Requirement: Search the records below for the word "value" and show every line where it occurs.

┌────────

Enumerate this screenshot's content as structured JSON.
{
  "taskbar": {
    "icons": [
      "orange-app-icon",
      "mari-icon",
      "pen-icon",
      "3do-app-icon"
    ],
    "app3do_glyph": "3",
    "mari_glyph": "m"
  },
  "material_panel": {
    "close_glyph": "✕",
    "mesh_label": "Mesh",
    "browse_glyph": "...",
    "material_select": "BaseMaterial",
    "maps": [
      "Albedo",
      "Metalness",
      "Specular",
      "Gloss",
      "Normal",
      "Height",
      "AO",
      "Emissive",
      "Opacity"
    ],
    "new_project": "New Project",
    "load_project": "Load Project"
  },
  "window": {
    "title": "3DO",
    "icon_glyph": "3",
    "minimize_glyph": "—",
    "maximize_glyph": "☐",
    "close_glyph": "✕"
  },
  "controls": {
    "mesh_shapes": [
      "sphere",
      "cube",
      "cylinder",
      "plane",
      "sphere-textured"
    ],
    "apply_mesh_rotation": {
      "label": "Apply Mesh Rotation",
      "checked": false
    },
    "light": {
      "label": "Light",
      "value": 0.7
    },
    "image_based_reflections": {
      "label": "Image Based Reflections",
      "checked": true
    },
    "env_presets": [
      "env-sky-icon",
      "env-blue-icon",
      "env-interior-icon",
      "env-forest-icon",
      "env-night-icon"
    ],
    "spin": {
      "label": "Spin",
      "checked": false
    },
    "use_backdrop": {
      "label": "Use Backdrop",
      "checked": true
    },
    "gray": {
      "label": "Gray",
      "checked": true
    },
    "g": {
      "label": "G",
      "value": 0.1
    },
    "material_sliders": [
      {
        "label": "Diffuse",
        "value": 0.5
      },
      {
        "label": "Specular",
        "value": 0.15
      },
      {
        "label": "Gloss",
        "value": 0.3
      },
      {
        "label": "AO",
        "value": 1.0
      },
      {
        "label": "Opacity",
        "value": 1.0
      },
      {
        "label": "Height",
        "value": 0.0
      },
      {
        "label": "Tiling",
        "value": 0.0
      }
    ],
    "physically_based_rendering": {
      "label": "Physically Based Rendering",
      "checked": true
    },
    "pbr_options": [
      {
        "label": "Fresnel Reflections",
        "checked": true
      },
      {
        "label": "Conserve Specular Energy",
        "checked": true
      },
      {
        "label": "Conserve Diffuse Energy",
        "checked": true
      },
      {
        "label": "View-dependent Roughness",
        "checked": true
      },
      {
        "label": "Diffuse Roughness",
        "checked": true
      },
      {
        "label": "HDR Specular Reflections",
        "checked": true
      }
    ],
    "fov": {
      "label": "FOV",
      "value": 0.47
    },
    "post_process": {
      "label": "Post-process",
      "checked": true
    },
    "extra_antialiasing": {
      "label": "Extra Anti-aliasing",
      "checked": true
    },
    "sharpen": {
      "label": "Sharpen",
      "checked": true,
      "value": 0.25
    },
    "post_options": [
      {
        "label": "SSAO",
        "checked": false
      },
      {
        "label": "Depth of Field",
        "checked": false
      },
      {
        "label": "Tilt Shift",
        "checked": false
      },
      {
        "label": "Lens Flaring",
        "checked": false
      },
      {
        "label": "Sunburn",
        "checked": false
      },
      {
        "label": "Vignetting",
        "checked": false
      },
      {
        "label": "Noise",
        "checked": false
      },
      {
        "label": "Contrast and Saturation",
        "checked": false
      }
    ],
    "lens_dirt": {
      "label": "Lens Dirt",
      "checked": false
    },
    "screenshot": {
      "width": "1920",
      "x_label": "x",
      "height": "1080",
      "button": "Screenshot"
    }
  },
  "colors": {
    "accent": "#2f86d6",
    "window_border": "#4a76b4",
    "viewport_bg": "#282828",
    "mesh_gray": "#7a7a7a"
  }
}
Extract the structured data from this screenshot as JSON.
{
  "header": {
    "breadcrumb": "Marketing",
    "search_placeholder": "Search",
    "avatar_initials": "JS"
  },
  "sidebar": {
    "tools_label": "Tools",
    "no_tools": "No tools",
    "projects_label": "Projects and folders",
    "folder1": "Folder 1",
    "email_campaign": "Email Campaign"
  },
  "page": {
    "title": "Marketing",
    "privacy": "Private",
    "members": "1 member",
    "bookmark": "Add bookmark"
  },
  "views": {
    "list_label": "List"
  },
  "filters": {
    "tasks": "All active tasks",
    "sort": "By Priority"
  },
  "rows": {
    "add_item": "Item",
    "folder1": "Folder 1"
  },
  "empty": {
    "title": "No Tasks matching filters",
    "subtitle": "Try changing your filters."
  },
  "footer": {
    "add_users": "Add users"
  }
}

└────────

Answer space:
      "value": 0.7
      "value": 0.1
        "value": 0.5
        "value": 0.15
        "value": 0.3
        "value": 1.0
        "value": 1.0
        "value": 0.0
        "value": 0.0
      "value": 0.47
      "value": 0.25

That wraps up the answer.